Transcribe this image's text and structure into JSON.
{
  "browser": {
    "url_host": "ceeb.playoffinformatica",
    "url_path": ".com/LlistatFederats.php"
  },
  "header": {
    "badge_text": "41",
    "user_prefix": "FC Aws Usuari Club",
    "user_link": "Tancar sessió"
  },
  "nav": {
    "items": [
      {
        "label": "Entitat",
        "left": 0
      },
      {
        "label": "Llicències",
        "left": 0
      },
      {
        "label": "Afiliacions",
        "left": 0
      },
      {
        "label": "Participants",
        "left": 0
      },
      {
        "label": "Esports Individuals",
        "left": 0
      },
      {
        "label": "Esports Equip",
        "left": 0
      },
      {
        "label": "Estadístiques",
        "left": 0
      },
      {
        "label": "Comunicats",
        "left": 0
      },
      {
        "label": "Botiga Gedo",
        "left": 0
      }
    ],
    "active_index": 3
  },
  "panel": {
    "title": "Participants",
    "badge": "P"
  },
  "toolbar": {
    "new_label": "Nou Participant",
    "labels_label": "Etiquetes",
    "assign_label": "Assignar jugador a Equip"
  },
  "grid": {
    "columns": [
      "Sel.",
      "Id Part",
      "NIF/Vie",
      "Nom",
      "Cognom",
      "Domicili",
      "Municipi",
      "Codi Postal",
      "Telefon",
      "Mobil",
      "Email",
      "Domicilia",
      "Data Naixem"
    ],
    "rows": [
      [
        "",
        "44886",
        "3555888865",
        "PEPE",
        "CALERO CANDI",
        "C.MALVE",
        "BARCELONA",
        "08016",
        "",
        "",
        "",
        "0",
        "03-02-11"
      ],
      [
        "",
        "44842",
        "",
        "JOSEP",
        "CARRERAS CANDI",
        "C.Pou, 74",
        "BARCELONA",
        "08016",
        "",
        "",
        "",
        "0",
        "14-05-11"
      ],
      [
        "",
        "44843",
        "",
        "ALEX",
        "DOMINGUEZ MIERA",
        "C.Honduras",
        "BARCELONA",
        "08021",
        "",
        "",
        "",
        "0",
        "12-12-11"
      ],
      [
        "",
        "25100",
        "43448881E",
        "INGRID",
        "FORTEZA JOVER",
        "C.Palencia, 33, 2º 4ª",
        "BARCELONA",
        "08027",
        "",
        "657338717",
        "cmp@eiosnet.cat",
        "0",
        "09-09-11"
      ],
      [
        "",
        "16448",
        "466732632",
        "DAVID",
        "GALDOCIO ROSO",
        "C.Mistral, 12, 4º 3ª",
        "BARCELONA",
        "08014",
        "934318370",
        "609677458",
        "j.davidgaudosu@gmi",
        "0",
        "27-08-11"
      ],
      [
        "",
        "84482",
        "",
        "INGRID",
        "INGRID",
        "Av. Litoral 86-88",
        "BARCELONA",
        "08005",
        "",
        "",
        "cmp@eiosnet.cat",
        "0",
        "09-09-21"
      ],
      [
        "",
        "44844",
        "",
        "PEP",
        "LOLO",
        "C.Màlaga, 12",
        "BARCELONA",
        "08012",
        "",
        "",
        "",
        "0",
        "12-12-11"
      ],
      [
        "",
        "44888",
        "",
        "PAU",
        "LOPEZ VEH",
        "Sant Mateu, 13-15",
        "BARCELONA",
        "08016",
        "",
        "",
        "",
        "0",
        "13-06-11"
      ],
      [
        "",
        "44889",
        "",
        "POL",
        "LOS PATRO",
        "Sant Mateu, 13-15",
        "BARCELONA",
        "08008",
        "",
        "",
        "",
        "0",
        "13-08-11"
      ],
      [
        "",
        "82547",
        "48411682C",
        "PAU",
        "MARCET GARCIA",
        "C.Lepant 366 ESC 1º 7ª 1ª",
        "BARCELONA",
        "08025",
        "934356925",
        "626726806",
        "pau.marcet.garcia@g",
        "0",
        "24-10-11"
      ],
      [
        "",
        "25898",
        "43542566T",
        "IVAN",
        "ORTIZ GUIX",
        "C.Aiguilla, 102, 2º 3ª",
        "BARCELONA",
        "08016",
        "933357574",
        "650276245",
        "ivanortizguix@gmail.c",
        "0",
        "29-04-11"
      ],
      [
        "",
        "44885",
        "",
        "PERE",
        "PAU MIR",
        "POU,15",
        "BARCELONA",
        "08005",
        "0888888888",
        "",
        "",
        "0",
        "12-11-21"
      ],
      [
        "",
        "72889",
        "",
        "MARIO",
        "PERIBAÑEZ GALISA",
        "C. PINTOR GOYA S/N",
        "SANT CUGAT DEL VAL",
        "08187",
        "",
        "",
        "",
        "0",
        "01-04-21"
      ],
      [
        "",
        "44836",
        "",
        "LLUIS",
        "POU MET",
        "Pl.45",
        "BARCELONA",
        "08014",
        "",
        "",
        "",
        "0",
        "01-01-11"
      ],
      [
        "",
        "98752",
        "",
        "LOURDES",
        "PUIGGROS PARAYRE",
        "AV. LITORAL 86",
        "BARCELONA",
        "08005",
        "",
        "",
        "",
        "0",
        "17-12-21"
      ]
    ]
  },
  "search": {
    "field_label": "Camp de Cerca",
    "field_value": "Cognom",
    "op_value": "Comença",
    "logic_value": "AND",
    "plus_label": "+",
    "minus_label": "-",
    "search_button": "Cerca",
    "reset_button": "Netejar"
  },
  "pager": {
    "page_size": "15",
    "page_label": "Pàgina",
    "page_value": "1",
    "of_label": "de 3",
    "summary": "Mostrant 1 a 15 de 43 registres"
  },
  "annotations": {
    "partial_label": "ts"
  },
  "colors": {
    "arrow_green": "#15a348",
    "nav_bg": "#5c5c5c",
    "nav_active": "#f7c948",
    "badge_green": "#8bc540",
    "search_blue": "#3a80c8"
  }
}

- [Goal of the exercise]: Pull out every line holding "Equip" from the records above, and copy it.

- [Task result]:
        "label": "Esports Equip",
    "assign_label": "Assignar jugador a Equip"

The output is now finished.